ILNews

Valpo law lecture series starts Sept. 16

Back to TopCommentsE-mailPrintBookmark and Share

Valparaiso University School of Law's fall lecture series "Scholars and Advocates in Residence: Shaping the Public Dialogue" kicks off Sept. 16 with a presentation from a senior lecturer in law from Ireland.

Owen McIntyre of University College Cork will give a lecture entitled, "The Emergence of a Human Right to Water under International Law: Issues and Implications." McIntyre's lecture, as well as those of the other four visiting scholars, begins at 4 p.m. in Wesemann Hall, 656 S. Greenwich St., Valparaiso. Campus maps and directions are available on Valparaiso University's Web site.

The other lectures in the fall series are "Forming a Professional Identity in Law through Writing: A Pervasive Approach," Oct. 7, presented by Andrea McArdle, professor and director of legal writing at City University of New York; "Overcoming Historical and Continuing Challenges to Genuine Peace and Good Governance in Liberia," Oct. 23, by Negbalee Warner, a Liberian attorney and political and social activist; "An Urban Slice of the Pie: The Constitution and the Prevention of Illegal Eviction and Unlawful Occupation of Law Act," Oct. 29, presented by Steve Kahanovitz, a staff attorney with the Legal Resources Center in Cape Town, South Africa; and "Sexual Offender Law Reform: The Australian Experience," Nov. 11, by Justice Marcia Ann Neave of the Supreme Court of Victoria, Court of Appeals division.
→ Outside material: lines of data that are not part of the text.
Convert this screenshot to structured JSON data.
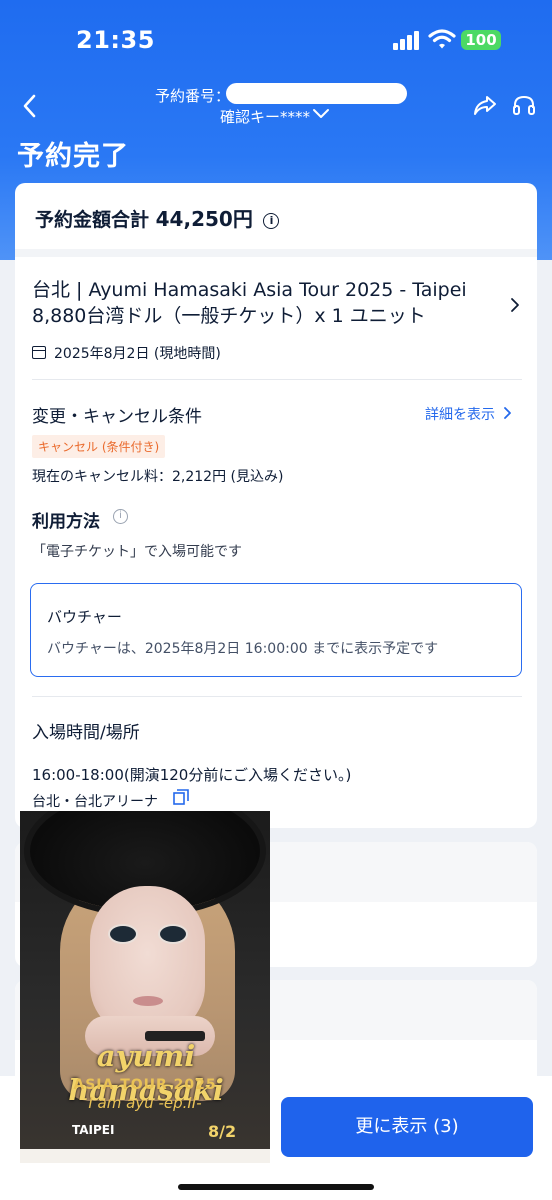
{
  "status_bar": {
    "time": "21:35",
    "battery": "100"
  },
  "nav": {
    "booking_label": "予約番号：",
    "confirm_key": "確認キー****"
  },
  "page_title": "予約完了",
  "summary": {
    "total_label": "予約金額合計",
    "total_amount": "44,250円"
  },
  "event": {
    "title_line1": "台北 | Ayumi Hamasaki Asia Tour 2025 - Taipei",
    "title_line2": "8,880台湾ドル（一般チケット）x 1 ユニット",
    "date": "2025年8月2日 (現地時間)"
  },
  "cancellation": {
    "heading": "変更・キャンセル条件",
    "details_link": "詳細を表示",
    "badge": "キャンセル (条件付き)",
    "fee": "現在のキャンセル料：2,212円 (見込み)"
  },
  "usage": {
    "heading": "利用方法",
    "text": "「電子チケット」で入場可能です"
  },
  "voucher": {
    "title": "バウチャー",
    "text": "バウチャーは、2025年8月2日 16:00:00 までに表示予定です"
  },
  "entry": {
    "heading": "入場時間/場所",
    "time": "16:00-18:00(開演120分前にご入場ください。)",
    "place": "台北・台北アリーナ"
  },
  "bottom_bar": {
    "more_button": "更に表示 (3)"
  },
  "poster": {
    "logo_text": "ayumi hamasaki",
    "tour_text": "ASIA TOUR 2025",
    "subtitle": "I am ayu -ep.II-",
    "city": "TAIPEI",
    "date": "8/2"
  },
  "colors": {
    "header_blue": "#1f6cf0",
    "link_blue": "#2469ec",
    "button_blue": "#1f63ec",
    "badge_orange": "#ea6a2c",
    "battery_green": "#4cd964"
  }
}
The lecture series is free and open to the public. Attorneys interested in receiving CLE credit can get forms at the events to submit for credit; attorneys can also contact the law school at (219) 465-7893 or e-mail Lisa.Todd@valpo.edu for more information about obtaining CLE credit.

ADVERTISEMENT

Post a comment to this story

COMMENTS POLICY
We reserve the right to remove any post that we feel is obscene, profane, vulgar, racist, sexually explicit, abusive, or hateful.
 
You are legally responsible for what you post and your anonymity is not guaranteed.
 
Posts that insult, defame, threaten, harass or abuse other readers or people mentioned in Indiana Lawyer editorial content are also subject to removal. Please respect the privacy of individuals and refrain from posting personal information.
 
No solicitations, spamming or advertisements are allowed. Readers may post links to other informational websites that are relevant to the topic at hand, but please do not link to objectionable material.
 
We may remove messages that are unrelated to the topic, encourage illegal activity, use all capital letters or are unreadable.
 

Messages that are flagged by readers as objectionable will be reviewed and may or may not be removed. Please do not flag a post simply because you disagree with it.

Sponsored by

facebook - twitter on Facebook & Twitter

Indiana State Bar Association

Indianapolis Bar Association

Evansville Bar Association

Allen County Bar Association

Indiana Lawyer on Facebook

facebook
ADVERTISEMENT
Subscribe to Indiana Lawyer
  1. I need an experienced attorney to handle a breach of contract matter. Kindly respond for more details. Graham Young

  2. I thought the slurs were the least grave aspects of her misconduct, since they had nothing to do with her being on the bench. Why then do I suspect they were the focus? I find this a troubling trend. At least she was allowed to keep her law license.

  3. Section 6 of Article I of the Indiana Constitution is pretty clear and unequivocal: "Section 6. No money shall be drawn from the treasury for the benefit of any religious or theological institution."

  4. Video pen? Nice work, "JW"! Let this be a lesson and a caution to all disgruntled ex-spouses (or soon-to-be ex-spouses) . . . you may think that altercation is going to get you some satisfaction . . . it will not.

  5. First comment on this thread is a fitting final comment on this thread, as that the MCBA never answered Duncan's fine question, and now even Eric Holder agrees that the MCBA was in material error as to the facts: "I don't get it" from Duncan December 1, 2014 5:10 PM "The Grand Jury met for 25 days and heard 70 hours of testimony according to this article and they made a decision that no crime occurred. On what basis does the MCBA conclude that their decision was "unjust"? What special knowledge or evidence does the MCBA have that the Grand Jury hearing this matter was unaware of? The system that we as lawyers are sworn to uphold made a decision that there was insufficient proof that officer committed a crime. How can any of us say we know better what was right than the jury that actually heard all of the the evidence in this case."

ADVERTISEMENT